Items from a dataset

★ ★ ★ ★ ★

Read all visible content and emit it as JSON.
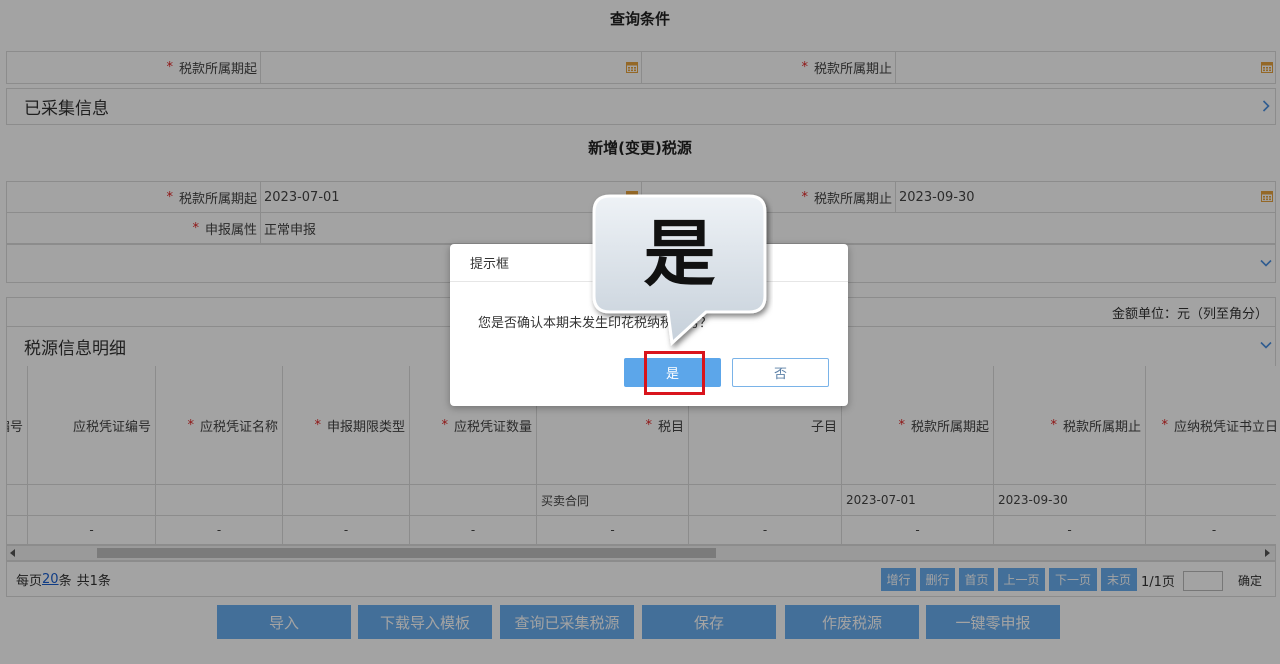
{
  "required_mark": "*",
  "query": {
    "title": "查询条件",
    "start_label": "税款所属期起",
    "start_value": "",
    "end_label": "税款所属期止",
    "end_value": ""
  },
  "collected": {
    "title": "已采集信息"
  },
  "new_source": {
    "title": "新增(变更)税源",
    "start_label": "税款所属期起",
    "start_value": "2023-07-01",
    "end_label": "税款所属期止",
    "end_value": "2023-09-30",
    "attr_label": "申报属性",
    "attr_value": "正常申报",
    "amount_unit": "金额单位：元（列至角分）"
  },
  "detail": {
    "title": "税源信息明细"
  },
  "table": {
    "columns": [
      {
        "label": "编号",
        "required": false
      },
      {
        "label": "应税凭证编号",
        "required": false
      },
      {
        "label": "应税凭证名称",
        "required": true
      },
      {
        "label": "申报期限类型",
        "required": true
      },
      {
        "label": "应税凭证数量",
        "required": true
      },
      {
        "label": "税目",
        "required": true
      },
      {
        "label": "子目",
        "required": false
      },
      {
        "label": "税款所属期起",
        "required": true
      },
      {
        "label": "税款所属期止",
        "required": true
      },
      {
        "label": "应纳税凭证书立日",
        "required": true
      }
    ],
    "rows": [
      [
        "",
        "",
        "",
        "",
        "",
        "买卖合同",
        "",
        "2023-07-01",
        "2023-09-30",
        ""
      ],
      [
        "",
        "-",
        "-",
        "-",
        "-",
        "-",
        "-",
        "-",
        "-",
        "-"
      ]
    ]
  },
  "pagination": {
    "per_page_prefix": "每页",
    "per_page": "20",
    "per_page_suffix": "条",
    "total": "共1条",
    "buttons": [
      "增行",
      "删行",
      "首页",
      "上一页",
      "下一页",
      "末页"
    ],
    "page_info": "1/1页",
    "goto_value": "",
    "confirm_label": "确定"
  },
  "actions": [
    "导入",
    "下载导入模板",
    "查询已采集税源",
    "保存",
    "作废税源",
    "一键零申报"
  ],
  "dialog": {
    "title": "提示框",
    "message": "您是否确认本期未发生印花税纳税义务？",
    "confirm_label": "是",
    "cancel_label": "否"
  },
  "callout": {
    "text": "是"
  },
  "icons": {
    "calendar": "calendar-icon",
    "chevron_right": "chevron-right-icon",
    "chevron_down": "chevron-down-icon",
    "scroll_left": "arrow-left-icon",
    "scroll_right": "arrow-right-icon"
  },
  "colors": {
    "primary_button": "#6aaef0",
    "dialog_confirm": "#5ca6ea",
    "required_mark": "#e02020",
    "highlight_box": "#d9141c",
    "link": "#1a5fd0",
    "calendar": "#e8a33d",
    "chevron": "#4a90e2"
  }
}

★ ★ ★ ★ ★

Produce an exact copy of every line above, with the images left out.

◆ Response ◆
Read all visible content and emit it as JSON.
{
  "required_mark": "*",
  "query": {
    "title": "查询条件",
    "start_label": "税款所属期起",
    "start_value": "",
    "end_label": "税款所属期止",
    "end_value": ""
  },
  "collected": {
    "title": "已采集信息"
  },
  "new_source": {
    "title": "新增(变更)税源",
    "start_label": "税款所属期起",
    "start_value": "2023-07-01",
    "end_label": "税款所属期止",
    "end_value": "2023-09-30",
    "attr_label": "申报属性",
    "attr_value": "正常申报",
    "amount_unit": "金额单位：元（列至角分）"
  },
  "detail": {
    "title": "税源信息明细"
  },
  "table": {
    "columns": [
      {
        "label": "编号",
        "required": false
      },
      {
        "label": "应税凭证编号",
        "required": false
      },
      {
        "label": "应税凭证名称",
        "required": true
      },
      {
        "label": "申报期限类型",
        "required": true
      },
      {
        "label": "应税凭证数量",
        "required": true
      },
      {
        "label": "税目",
        "required": true
      },
      {
        "label": "子目",
        "required": false
      },
      {
        "label": "税款所属期起",
        "required": true
      },
      {
        "label": "税款所属期止",
        "required": true
      },
      {
        "label": "应纳税凭证书立日",
        "required": true
      }
    ],
    "rows": [
      [
        "",
        "",
        "",
        "",
        "",
        "买卖合同",
        "",
        "2023-07-01",
        "2023-09-30",
        ""
      ],
      [
        "",
        "-",
        "-",
        "-",
        "-",
        "-",
        "-",
        "-",
        "-",
        "-"
      ]
    ]
  },
  "pagination": {
    "per_page_prefix": "每页",
    "per_page": "20",
    "per_page_suffix": "条",
    "total": "共1条",
    "buttons": [
      "增行",
      "删行",
      "首页",
      "上一页",
      "下一页",
      "末页"
    ],
    "page_info": "1/1页",
    "goto_value": "",
    "confirm_label": "确定"
  },
  "actions": [
    "导入",
    "下载导入模板",
    "查询已采集税源",
    "保存",
    "作废税源",
    "一键零申报"
  ],
  "dialog": {
    "title": "提示框",
    "message": "您是否确认本期未发生印花税纳税义务？",
    "confirm_label": "是",
    "cancel_label": "否"
  },
  "callout": {
    "text": "是"
  },
  "icons": {
    "calendar": "calendar-icon",
    "chevron_right": "chevron-right-icon",
    "chevron_down": "chevron-down-icon",
    "scroll_left": "arrow-left-icon",
    "scroll_right": "arrow-right-icon"
  },
  "colors": {
    "primary_button": "#6aaef0",
    "dialog_confirm": "#5ca6ea",
    "required_mark": "#e02020",
    "highlight_box": "#d9141c",
    "link": "#1a5fd0",
    "calendar": "#e8a33d",
    "chevron": "#4a90e2"
  }
}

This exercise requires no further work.